If the toilet leaks, water will start accumulating at the bottom of the bowl (thanks to the shape of the toilet’s P-trap). If this happens with your toilet, you, without a doubt, have a leaking toilet.
How to Fix a Leaking Toilet
- Shut off the water to the toilet. The shut-off valve is on the wall behind the toilet. Turn it clockwise.
- Flush the toilet and hold the lever down to remove as much water as possible from the tank.
- Remove the toilet tank lid and place it away.
- Disconnect the lift chain from the flush lever arm and drop it inside the tank.
- The flapper is connected to the two pegs on the flush valve. Unhook it and remove it from the tank.

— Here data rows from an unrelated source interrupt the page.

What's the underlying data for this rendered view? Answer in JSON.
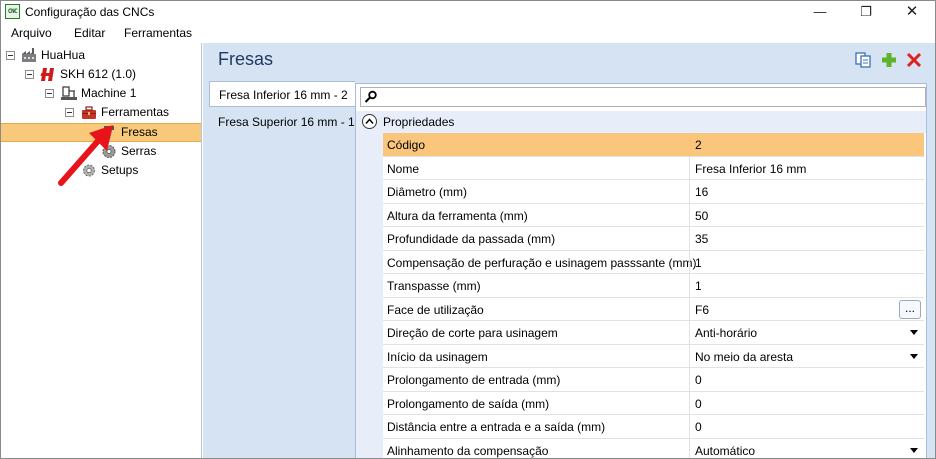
{
  "window": {
    "title": "Configuração das CNCs",
    "app_icon_text": "CNC",
    "controls": {
      "minimize": "—",
      "maximize": "❐",
      "close": "✕"
    }
  },
  "menu": [
    "Arquivo",
    "Editar",
    "Ferramentas"
  ],
  "tree": {
    "items": [
      {
        "label": "HuaHua",
        "icon": "factory-icon"
      },
      {
        "label": "SKH 612 (1.0)",
        "icon": "brand-logo-icon"
      },
      {
        "label": "Machine 1",
        "icon": "machine-icon"
      },
      {
        "label": "Ferramentas",
        "icon": "toolbox-icon"
      },
      {
        "label": "Fresas",
        "icon": "drill-bit-icon",
        "selected": true
      },
      {
        "label": "Serras",
        "icon": "saw-blade-icon"
      },
      {
        "label": "Setups",
        "icon": "gear-icon"
      }
    ]
  },
  "pane": {
    "title": "Fresas",
    "toolbar": {
      "copy": "copy-icon",
      "add": "add-icon",
      "delete": "delete-icon"
    }
  },
  "tabs": [
    {
      "label": "Fresa Inferior 16 mm - 2",
      "active": true
    },
    {
      "label": "Fresa Superior 16 mm - 1",
      "active": false
    }
  ],
  "search": {
    "placeholder": "",
    "value": ""
  },
  "group": {
    "label": "Propriedades"
  },
  "properties": [
    {
      "name": "Código",
      "value": "2",
      "selected": true
    },
    {
      "name": "Nome",
      "value": "Fresa Inferior 16 mm"
    },
    {
      "name": "Diâmetro (mm)",
      "value": "16"
    },
    {
      "name": "Altura da ferramenta (mm)",
      "value": "50"
    },
    {
      "name": "Profundidade da passada (mm)",
      "value": "35"
    },
    {
      "name": "Compensação de perfuração e usinagem passsante (mm)",
      "value": "1"
    },
    {
      "name": "Transpasse (mm)",
      "value": "1"
    },
    {
      "name": "Face de utilização",
      "value": "F6",
      "editor": "ellipsis",
      "button_label": "..."
    },
    {
      "name": "Direção de corte para usinagem",
      "value": "Anti-horário",
      "editor": "dropdown"
    },
    {
      "name": "Início da usinagem",
      "value": "No meio da aresta",
      "editor": "dropdown"
    },
    {
      "name": "Prolongamento de entrada (mm)",
      "value": "0"
    },
    {
      "name": "Prolongamento de saída (mm)",
      "value": "0"
    },
    {
      "name": "Distância entre a entrada e a saída (mm)",
      "value": "0"
    },
    {
      "name": "Alinhamento da compensação",
      "value": "Automático",
      "editor": "dropdown"
    }
  ],
  "colors": {
    "selection": "#f9c67b",
    "tree_selection": "#f8c97a",
    "panel_bg": "#d6e3f3",
    "title_color": "#1f3b63",
    "annotation_arrow": "#e8141c"
  }
}
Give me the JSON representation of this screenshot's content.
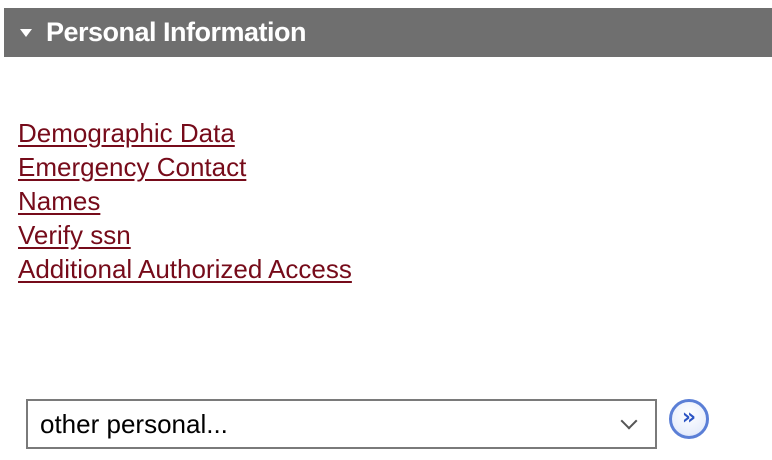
{
  "header": {
    "title": "Personal Information",
    "toggle_icon": "triangle-down-icon"
  },
  "links": [
    {
      "label": "Demographic Data"
    },
    {
      "label": "Emergency Contact"
    },
    {
      "label": "Names"
    },
    {
      "label": "Verify ssn"
    },
    {
      "label": "Additional Authorized Access"
    }
  ],
  "select": {
    "value": "other personal...",
    "icon": "chevron-down-icon"
  },
  "go_button": {
    "glyph": "»",
    "icon": "double-chevron-right-icon"
  },
  "colors": {
    "header_bg": "#6f6f6f",
    "header_text": "#ffffff",
    "link": "#760b1a",
    "go_button": "#2d55c4"
  }
}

- Inspect its condition. Is it dirty, warped, or just too old and worn out?
- If it is dirty, clean it in a nearby sink until all the debris is removed.
- Connect it back and hook up the lift chain to the flush lever arm
- Turn on the water and repeat the leaking test.
- If the leaking stops, put back the lid and enjoy your toilet.
- On the other hand, if the leaking persists, you will need to replace the flapper.
- Replace the flapper if the old one is warped.
Toilet flappers vary in size. You can have a 2/3/4-inch toilet flapper, depending on the size of your toilet’s flush valve. If you are unsure which size to buy, take your old flapper to a home improvement store and buy an exact one.
To replace a toilet flapper, you will only need to remove the old one and hook up the new one. Do not forget to clean the top of the flush valve where the valve sits.
Dual-flush toilets are a little different. They use a flush valve seal instead of the usual toilet flapper. I have written a detailed guide on how to fix a leaking/running dual flush toilet. Read it here.
And basically, that is how to test and fix a leaking toilet.